1. Isa. ii. 11.
2. Pet. j. 12.
tal in a moral system, the plan of redemption seems to be nothing more than a present expedient of His divine wise dom, to perfect His moral government. God appears in it r to be rather labouring to remedy the defects of His previous plan, than as overwhelming His rebellious creatures within new and surprising demonstrations of His excellence. Nor can we have any confidence that His system of moral gowernment is yet perfect. For if sin is necessarily incidental to a moral system, and God's first plan proved so defective as that rebellion quickly arose among his creatures, what security have we, that his second plan will prove much bettter? It may, indeed, be the result of experience, and the somewhat improved; but whether that experience is suficient to enable God to guard against all future contingencics, is a question that might excite some painful solicitude among his creatures. And if, according to the view some take of thai improved plan of God's moral government, we are to learn that He has relaxed from the rigour of His laws, He certainly will stand convicted of rashness and cruelty, in having, in the first instance, given such a law; so that the motives to rebellion would rather be increased than ditminished. All confidence in His character, as a moral gorernor, would be effectually destroyed, and this would not fail to introduce endless revolt, and the utmost liceutious. ness among His subjects.

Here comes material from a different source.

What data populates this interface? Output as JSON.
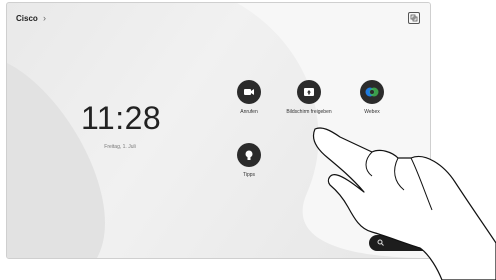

But as it is—by simply permitting sin, without doing any violence whatever to the creature-i. e. by allowing him, in his rebellion, to act according to the determinations of his own mind, having given him full power to susperdi his decisions, and weigh the tendency and value of every motive, as it presented itself to his attention-the Lord has becn pleased to make sin an occasion for increasing the motives to obedience, without the least implication of His wisdom or goodness, or the character of IIis moral constitution,

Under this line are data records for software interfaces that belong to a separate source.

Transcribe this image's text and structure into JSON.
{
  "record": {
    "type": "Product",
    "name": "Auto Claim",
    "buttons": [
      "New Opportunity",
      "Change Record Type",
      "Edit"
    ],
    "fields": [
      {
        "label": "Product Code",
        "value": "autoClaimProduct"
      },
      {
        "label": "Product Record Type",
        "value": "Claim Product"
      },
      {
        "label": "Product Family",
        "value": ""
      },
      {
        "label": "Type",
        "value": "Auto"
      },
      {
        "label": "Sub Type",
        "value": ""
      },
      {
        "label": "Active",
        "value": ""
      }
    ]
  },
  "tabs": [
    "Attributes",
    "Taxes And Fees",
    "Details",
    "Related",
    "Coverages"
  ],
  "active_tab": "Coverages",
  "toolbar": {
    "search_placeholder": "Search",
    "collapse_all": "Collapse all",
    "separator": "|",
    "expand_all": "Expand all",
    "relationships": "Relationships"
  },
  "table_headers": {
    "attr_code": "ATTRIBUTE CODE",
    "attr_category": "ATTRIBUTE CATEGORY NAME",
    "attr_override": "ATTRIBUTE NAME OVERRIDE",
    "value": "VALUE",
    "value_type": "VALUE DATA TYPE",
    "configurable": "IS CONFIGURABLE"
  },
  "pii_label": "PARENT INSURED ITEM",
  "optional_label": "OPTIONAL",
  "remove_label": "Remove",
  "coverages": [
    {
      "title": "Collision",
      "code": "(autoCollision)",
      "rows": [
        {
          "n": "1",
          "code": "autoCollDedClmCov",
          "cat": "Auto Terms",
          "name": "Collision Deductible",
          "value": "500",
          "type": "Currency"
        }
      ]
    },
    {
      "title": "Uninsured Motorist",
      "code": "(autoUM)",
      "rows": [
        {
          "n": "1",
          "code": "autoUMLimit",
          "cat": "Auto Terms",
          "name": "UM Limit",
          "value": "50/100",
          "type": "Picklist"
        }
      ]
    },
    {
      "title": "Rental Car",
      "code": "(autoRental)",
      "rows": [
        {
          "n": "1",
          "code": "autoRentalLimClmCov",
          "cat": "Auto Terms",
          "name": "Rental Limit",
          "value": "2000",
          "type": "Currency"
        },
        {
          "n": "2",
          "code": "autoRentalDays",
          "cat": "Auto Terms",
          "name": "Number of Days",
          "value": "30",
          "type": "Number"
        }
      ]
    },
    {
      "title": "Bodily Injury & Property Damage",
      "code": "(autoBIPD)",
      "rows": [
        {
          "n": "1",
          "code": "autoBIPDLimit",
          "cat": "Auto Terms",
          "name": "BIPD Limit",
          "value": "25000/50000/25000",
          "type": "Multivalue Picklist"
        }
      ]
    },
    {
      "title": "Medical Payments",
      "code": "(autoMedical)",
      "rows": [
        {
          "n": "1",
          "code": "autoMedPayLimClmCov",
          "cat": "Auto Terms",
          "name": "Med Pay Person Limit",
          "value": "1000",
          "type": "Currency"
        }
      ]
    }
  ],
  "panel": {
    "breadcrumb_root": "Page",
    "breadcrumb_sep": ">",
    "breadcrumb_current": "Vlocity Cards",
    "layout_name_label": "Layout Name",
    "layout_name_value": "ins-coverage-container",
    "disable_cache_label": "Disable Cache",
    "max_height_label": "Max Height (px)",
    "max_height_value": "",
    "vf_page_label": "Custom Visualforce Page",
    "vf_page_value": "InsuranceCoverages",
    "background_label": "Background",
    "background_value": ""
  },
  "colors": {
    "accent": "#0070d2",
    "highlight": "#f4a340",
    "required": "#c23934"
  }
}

Unnumbered worlds of holy creatures, may be eternally established in their allegiance to God, by means of the demonstrations which He has been pleased to make, in tivo orders of intelligent creatures, among which He has allowed sin to enter, viz: of the sovereignty and immutability of His purpose and justice on the one hand in the condemnation of apostate angels; and of the depth of His benevolence and compassions on the other hand, in pardoning through Jesus Christ, rebellious men, and of the inexorableness and severity of Ilis truth and righteousness, in punishing guilty sinners of mankind, who dared to sport with the procedures of Heaven, and to reject the only counsels of peace. As the chant of the redeemed, and of the mingled choir of saints and angels round the throne, ascends to God, all holy intelligences, who hear or know it, cannot fail to extol, and exult in, the infinite grace and mercy of the Sovereign of the skies, and feel that it is well and best for them to obey. And as the smoke of their torment who, with apostate angels, have been hurled down to the bottomless abyss, ascends for ever and ever, an obedient universe, will see inscribed on all its thickening curls, the WAGES OF REBELLION, and feel themselves more firmly determined in their allegiance. As the highest conceivable exhibition of the bliss of allegiance, and of the misery of rebellion, will thus be presented, there will be the greatest security, that the government of God shall remain unassailed by the proud schemes of daring rebels to become independent. ... We have represented the actual existence of sin as the occasion which God, in His infinite wisdom and benevolence, has seized for multiplying the motives to obedience. And this, after all, let our philosophical discussions be what they may, is the sober matter of fact. Whether He could have adopted any other expedient of equal or greater efficiency, it were presumptuous for us to inquire. It is